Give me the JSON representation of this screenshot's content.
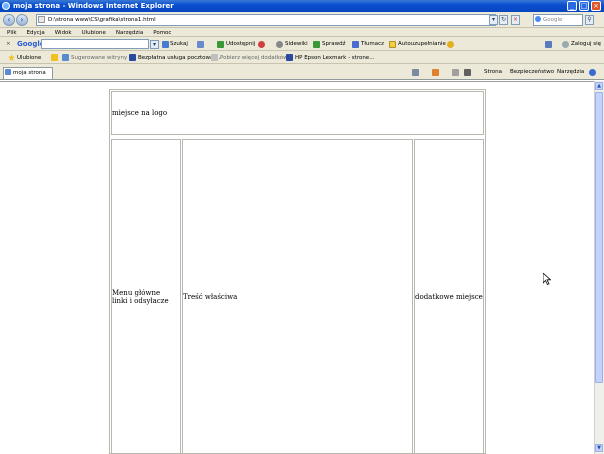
{
  "window": {
    "title": "moja strona - Windows Internet Explorer"
  },
  "address": {
    "url": "D:\\strona www\\CS\\grafika\\strona1.html",
    "search_placeholder": "Google"
  },
  "menu": [
    "Plik",
    "Edycja",
    "Widok",
    "Ulubione",
    "Narzędzia",
    "Pomoc"
  ],
  "google_toolbar": {
    "logo": "Google",
    "search_btn": "Szukaj",
    "share": "Udostępnij",
    "sidewiki": "Sidewiki",
    "check": "Sprawdź",
    "translate": "Tłumacz",
    "autofill": "Autouzupełnianie",
    "signin": "Zaloguj się"
  },
  "favorites": {
    "label": "Ulubione",
    "items": [
      "Sugerowane witryny",
      "Bezpłatna usługa pocztowa ...",
      "Pobierz więcej dodatków",
      "HP Epson Lexmark - strone..."
    ]
  },
  "tab": {
    "label": "moja strona"
  },
  "command_bar": {
    "page": "Strona",
    "safety": "Bezpieczeństwo",
    "tools": "Narzędzia"
  },
  "page": {
    "logo": "miejsce na logo",
    "menu_line1": "Menu główne",
    "menu_line2": "linki i odsyłacze",
    "content": "Treść właściwa",
    "extra": "dodatkowe miejsce"
  }
}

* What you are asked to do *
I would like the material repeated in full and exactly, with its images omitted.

* Solution below *
Give me the JSON representation of this screenshot's content.
{
  "window": {
    "title": "moja strona - Windows Internet Explorer"
  },
  "address": {
    "url": "D:\\strona www\\CS\\grafika\\strona1.html",
    "search_placeholder": "Google"
  },
  "menu": [
    "Plik",
    "Edycja",
    "Widok",
    "Ulubione",
    "Narzędzia",
    "Pomoc"
  ],
  "google_toolbar": {
    "logo": "Google",
    "search_btn": "Szukaj",
    "share": "Udostępnij",
    "sidewiki": "Sidewiki",
    "check": "Sprawdź",
    "translate": "Tłumacz",
    "autofill": "Autouzupełnianie",
    "signin": "Zaloguj się"
  },
  "favorites": {
    "label": "Ulubione",
    "items": [
      "Sugerowane witryny",
      "Bezpłatna usługa pocztowa ...",
      "Pobierz więcej dodatków",
      "HP Epson Lexmark - strone..."
    ]
  },
  "tab": {
    "label": "moja strona"
  },
  "command_bar": {
    "page": "Strona",
    "safety": "Bezpieczeństwo",
    "tools": "Narzędzia"
  },
  "page": {
    "logo": "miejsce na logo",
    "menu_line1": "Menu główne",
    "menu_line2": "linki i odsyłacze",
    "content": "Treść właściwa",
    "extra": "dodatkowe miejsce"
  }
}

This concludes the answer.